**Assignment:** Restate the entries below without a single change.

**Data about app and page elements:**
════
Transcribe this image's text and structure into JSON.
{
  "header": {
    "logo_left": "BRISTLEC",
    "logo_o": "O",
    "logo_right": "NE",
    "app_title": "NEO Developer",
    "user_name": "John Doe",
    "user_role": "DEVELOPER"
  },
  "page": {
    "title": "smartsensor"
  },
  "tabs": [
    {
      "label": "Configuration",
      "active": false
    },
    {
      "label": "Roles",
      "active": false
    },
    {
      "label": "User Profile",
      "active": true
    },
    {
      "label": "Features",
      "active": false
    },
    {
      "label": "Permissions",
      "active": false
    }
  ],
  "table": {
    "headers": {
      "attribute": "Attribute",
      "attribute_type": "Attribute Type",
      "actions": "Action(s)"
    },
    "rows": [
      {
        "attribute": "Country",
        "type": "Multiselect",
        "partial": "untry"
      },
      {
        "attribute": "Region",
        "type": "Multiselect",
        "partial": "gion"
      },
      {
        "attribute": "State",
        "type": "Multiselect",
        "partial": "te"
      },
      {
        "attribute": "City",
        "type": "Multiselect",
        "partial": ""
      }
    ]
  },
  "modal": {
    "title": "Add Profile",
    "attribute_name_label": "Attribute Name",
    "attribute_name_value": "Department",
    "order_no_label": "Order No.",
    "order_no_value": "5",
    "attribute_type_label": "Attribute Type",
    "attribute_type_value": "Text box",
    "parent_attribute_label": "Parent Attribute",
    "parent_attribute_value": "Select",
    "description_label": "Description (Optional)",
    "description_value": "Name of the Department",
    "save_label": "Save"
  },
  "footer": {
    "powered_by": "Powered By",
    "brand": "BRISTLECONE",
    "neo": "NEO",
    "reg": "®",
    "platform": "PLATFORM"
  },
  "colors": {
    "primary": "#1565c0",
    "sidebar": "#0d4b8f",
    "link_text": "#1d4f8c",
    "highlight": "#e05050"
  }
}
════
**Reply to the task:**
Transcribe this image's text and structure into JSON.
{
  "header": {
    "logo_left": "BRISTLEC",
    "logo_o": "O",
    "logo_right": "NE",
    "app_title": "NEO Developer",
    "user_name": "John Doe",
    "user_role": "DEVELOPER"
  },
  "page": {
    "title": "smartsensor"
  },
  "tabs": [
    {
      "label": "Configuration",
      "active": false
    },
    {
      "label": "Roles",
      "active": false
    },
    {
      "label": "User Profile",
      "active": true
    },
    {
      "label": "Features",
      "active": false
    },
    {
      "label": "Permissions",
      "active": false
    }
  ],
  "table": {
    "headers": {
      "attribute": "Attribute",
      "attribute_type": "Attribute Type",
      "actions": "Action(s)"
    },
    "rows": [
      {
        "attribute": "Country",
        "type": "Multiselect",
        "partial": "untry"
      },
      {
        "attribute": "Region",
        "type": "Multiselect",
        "partial": "gion"
      },
      {
        "attribute": "State",
        "type": "Multiselect",
        "partial": "te"
      },
      {
        "attribute": "City",
        "type": "Multiselect",
        "partial": ""
      }
    ]
  },
  "modal": {
    "title": "Add Profile",
    "attribute_name_label": "Attribute Name",
    "attribute_name_value": "Department",
    "order_no_label": "Order No.",
    "order_no_value": "5",
    "attribute_type_label": "Attribute Type",
    "attribute_type_value": "Text box",
    "parent_attribute_label": "Parent Attribute",
    "parent_attribute_value": "Select",
    "description_label": "Description (Optional)",
    "description_value": "Name of the Department",
    "save_label": "Save"
  },
  "footer": {
    "powered_by": "Powered By",
    "brand": "BRISTLECONE",
    "neo": "NEO",
    "reg": "®",
    "platform": "PLATFORM"
  },
  "colors": {
    "primary": "#1565c0",
    "sidebar": "#0d4b8f",
    "link_text": "#1d4f8c",
    "highlight": "#e05050"
  }
}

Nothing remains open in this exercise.